    Finally the same sliding mechanisms are used in other sliding door configurations, so I don't see why that should be any draftier here either.

  • PRO
    Decoro Custom Interiors
    For an off the shelf compromise, have you looked at Trend Quantum cavity stacker doors?

    All the best, Louise, Decoro Custom Interiors
    h101 thanked Decoro Custom Interiors
  • h101

    I don't really have the room internally for a cavity stacker.

    siriuskey - a large sliding door off to the right would open on the wrong side unfortunately. Day to day access would be severely compromised.

  • h101

    A cavity stacker on the outside wall would be fine.

    But that is exactly what I'm describing for a single leaf.

  • PRO
    Dr Retro House Calls

    Sorry I misunderstood, I thought that you were talking about doors that are recessed into a cavity within the wall, like an internal cavity slider, which fits within a 90mm stud wall, as you have a weatherboard house. In this photo you can see that the lintel needs to span four times the width of a single leaf door as the battens either side of the cavity are too slender to be structural, they are just there to hold the wall cladding.

    If you thicken up the wall to provide structural support either side of the cavity then you won't have the really long lintel issue, but I am not aware of side mounted sliding door tracking. Lots of fiddly and tricky details to be resolved which would be beyond the scope of your builder (and who wouldn't want to guarantee it).

    Best of luck,

    Dr Retro

    of Dr Retro House Calls

  • h101

    Thanks for all the input. In the end, seems to be more trouble getting it realized than the value I would get from it.

    Plan to install 2 sets of French door pairs side by side instead.

    Still get to open the cavity fully for ventilation on occasion.
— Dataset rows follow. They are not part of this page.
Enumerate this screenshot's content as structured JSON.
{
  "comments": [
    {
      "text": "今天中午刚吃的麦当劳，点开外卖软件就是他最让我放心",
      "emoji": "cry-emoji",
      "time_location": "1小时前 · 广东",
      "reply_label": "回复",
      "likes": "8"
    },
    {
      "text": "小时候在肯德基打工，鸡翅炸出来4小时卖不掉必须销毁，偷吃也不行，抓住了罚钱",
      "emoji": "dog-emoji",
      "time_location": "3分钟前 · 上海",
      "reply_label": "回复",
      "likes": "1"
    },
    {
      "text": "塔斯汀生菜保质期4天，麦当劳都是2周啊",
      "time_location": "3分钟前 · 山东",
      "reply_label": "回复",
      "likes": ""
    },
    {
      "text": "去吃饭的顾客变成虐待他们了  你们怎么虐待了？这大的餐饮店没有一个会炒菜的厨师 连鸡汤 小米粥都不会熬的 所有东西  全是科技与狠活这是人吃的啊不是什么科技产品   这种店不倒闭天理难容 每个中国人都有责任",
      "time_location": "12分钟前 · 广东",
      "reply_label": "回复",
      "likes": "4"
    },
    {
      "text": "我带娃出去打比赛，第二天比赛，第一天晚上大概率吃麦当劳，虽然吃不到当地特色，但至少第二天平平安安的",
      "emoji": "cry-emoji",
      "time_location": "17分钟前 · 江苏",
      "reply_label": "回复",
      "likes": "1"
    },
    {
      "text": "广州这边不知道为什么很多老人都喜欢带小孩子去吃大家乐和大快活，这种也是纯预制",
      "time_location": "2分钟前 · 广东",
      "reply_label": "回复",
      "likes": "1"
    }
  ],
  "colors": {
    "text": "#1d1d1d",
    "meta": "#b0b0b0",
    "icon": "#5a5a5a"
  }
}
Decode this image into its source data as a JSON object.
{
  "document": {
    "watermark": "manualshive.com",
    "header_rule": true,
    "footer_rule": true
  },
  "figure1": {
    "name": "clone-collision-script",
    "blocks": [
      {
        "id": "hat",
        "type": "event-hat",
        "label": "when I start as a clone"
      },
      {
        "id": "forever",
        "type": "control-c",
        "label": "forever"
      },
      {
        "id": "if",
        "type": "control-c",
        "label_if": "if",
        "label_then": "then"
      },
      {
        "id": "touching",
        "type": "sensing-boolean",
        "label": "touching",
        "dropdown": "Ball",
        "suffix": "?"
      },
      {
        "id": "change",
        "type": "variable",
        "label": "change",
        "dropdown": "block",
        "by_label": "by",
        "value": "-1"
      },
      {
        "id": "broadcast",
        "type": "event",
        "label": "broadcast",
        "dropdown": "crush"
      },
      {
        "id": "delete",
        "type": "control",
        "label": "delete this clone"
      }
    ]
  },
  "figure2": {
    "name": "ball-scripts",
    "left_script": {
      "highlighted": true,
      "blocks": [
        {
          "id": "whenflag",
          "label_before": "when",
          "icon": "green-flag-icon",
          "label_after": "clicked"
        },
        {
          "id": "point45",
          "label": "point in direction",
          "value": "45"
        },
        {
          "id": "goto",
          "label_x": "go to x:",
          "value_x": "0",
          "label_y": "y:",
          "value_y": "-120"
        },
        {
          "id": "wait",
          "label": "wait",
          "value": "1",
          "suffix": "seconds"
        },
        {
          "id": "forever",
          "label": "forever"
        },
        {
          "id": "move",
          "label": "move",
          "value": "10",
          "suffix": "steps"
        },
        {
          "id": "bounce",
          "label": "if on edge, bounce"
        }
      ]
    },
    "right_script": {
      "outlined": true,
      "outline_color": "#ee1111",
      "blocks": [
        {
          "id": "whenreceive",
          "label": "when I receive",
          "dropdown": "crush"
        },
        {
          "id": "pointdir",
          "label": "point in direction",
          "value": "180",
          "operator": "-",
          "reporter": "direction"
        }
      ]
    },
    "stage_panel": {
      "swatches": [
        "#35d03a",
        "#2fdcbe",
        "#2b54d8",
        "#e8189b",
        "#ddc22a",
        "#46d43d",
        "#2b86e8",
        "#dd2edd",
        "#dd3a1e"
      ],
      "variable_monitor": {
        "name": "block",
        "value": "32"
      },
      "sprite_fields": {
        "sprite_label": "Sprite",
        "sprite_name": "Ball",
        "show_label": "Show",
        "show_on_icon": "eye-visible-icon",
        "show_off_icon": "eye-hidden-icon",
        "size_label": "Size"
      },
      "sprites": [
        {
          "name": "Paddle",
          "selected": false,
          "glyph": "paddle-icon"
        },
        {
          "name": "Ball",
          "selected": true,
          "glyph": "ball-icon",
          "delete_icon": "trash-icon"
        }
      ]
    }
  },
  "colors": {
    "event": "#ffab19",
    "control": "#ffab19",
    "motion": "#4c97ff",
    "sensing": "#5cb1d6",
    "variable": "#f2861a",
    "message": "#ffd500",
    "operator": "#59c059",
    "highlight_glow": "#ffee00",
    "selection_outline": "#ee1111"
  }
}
And get an opening as wide as a sliding door would provide, with panels laid flush to the exterior wall, if I leave one center panel closed.

    For day to day use, I prefer a swing door over a slider anyway.

    Happy compromise.

    And, who knows, just might make for a future project of making the center doors and their support post a removable element...

  • siriuskey

    Love the French doors, did think that way last night when I was trying to sleep:), will they open out with the two center doors coming back to back cheers

  • oklouise

    i suggest that the best way to avoid the draft and insects created by the inevitable gaps in your external barn style sliding doors is to consider the widest glass stacking doors that can be safely supported across the 3m span...with three or four separate glass doors stacking to either or both sides you should be able to achieve an opening of at least 2m wide with integral sliding flyscreens .....your builder is much more likely to be familiar with this type of door and should be able to give you a rough price so you can decide if spending more on barn doors that can't be properly sealed is worth pursuing ,,,you should also ask if widening the opening and installing a wider supporting beam would help allow the opening to be wider... you can view a variety of stacking glass doors at a window manufacturer and also discuss alternative options with them

    h101 thanked oklouise
  • h101

    Siriuskey, yes, two center doors back to back. So if both open, would sit at 90 degrees to the wall. If only one open, other 3 doors could all lie flush to the exterior wall.

    What's more, if there are enough occasions that I wish I had a full opening, I'm pretty confident that a minor modification to the center door support post would make the whole assembly removable and restorable.